ifconfig eth0 down hw ether 00:00:00:00:00:00
ifconfig eth0 up
replace the 00:00:00:00:00:00 with a meaningful MAC of your choice (maybe the first one the card got when you first booted) then execute
sudo chmod +x /etc/init.d/mac.sh
sudo update-rc.d mac.sh defaults
From now on your DHCP server should always give your Pi the same IP.
in /etc/modules add
These enable the OTG mass storage.
We now need to prepare the file that will be used as storage.
sudo dd if=/dev/zero of=/piusb.bin bs=1024 count=102400
Once you restart your Pi everything should be ready for the next step.
After you login run
sudo modprobe g_mass_storage file=/piusb.bin stall=0
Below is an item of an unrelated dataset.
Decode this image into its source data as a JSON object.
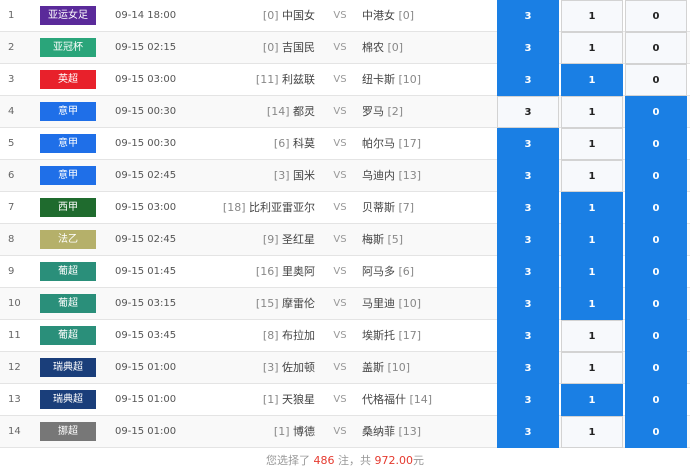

and if you plug your Pi via its data port into a PC you should get it recognised as a USB mass storage device.
Do something with it
This time around we are going to use this setup to get some useful websites to be displayed on the digital frame.
A prerequisite to this is to run tightvncserver on the Pi and execute the script from a VNC session directly in a terminal within the GUI.
For this script I have used a mix of software tools
I have created a simple script in Bash which unload the g_mass_storage module, starts Epiphany on a specific URL, takes a screenshot, start another URL, takes another screenshot, etc. All these pictures are saved in the file system folder that is then used for the OTG mass storage.
sudo modprobe -r g_mass_storage
sudo mount -t msdos -o loop,offset=65536,umask=0022,gid=1000,uid=1000 /piusb.bin /home/pi/Pictures/
epiphany http://www.bbc.co.uk/weather/br7 &
scrot -b -d 15 /home/pi/Pictures/Weather.jpg
epiphany -n http://www.bbc.co.uk/news &
scrot -b -d 15 /home/pi/Pictures/News.jpg
sudo umount /home/pi/Pictures/
sudo modprobe g_mass_storage file=/piusb.bin stall=0
wmctrl -c BBC
Once the g_mass_storage module is loaded the pictures are presented as contents for the Pi Zero emulating a USB device and connected to the digital frame.
After a number of seconds the frame will start its autoplay and you can enjoy reading the headlines and watch the weather forecast through this otherwise rather dumb device, neat!
The script ends by closing Epiphany via wmctrl and the process can start all over again on a crontab job.
On the second part of this article I shall put together the rest needed to add some monitoring capabilities to our frame by using the new Raspberry Pi cam and the Bright Pi together with an LDR to check whether or not the Bright Pi should shine some light on our intruders 🙂
Stay tuned falks!
Interesting! So you modify the filesystem then essentially ‘virtually’ unplug it and plug it back in again? Nice idea, keeps it simple.
You probably saw these but if you want WiFi you can use an SDIO WiFi card like the one I developed https://hackaday.io/project/9300-esp-12f-raspberry-pi-gpio-sdio-wifi
Yes this is essentially it which I later found out to be the same Tom is doing in his Pi>>Shift https://github.com/tomhartley/piShift
I had not seen the board you mentioned. I backed the IoT Hat not long ago https://www.kickstarter.com/profile/backings?ref=nav but the one you developed is very interesting. Any chance I could get hold of one?
This is great! You might want to check out http://dakboard.com for the software side of things. Works great with the Raspberry Pi!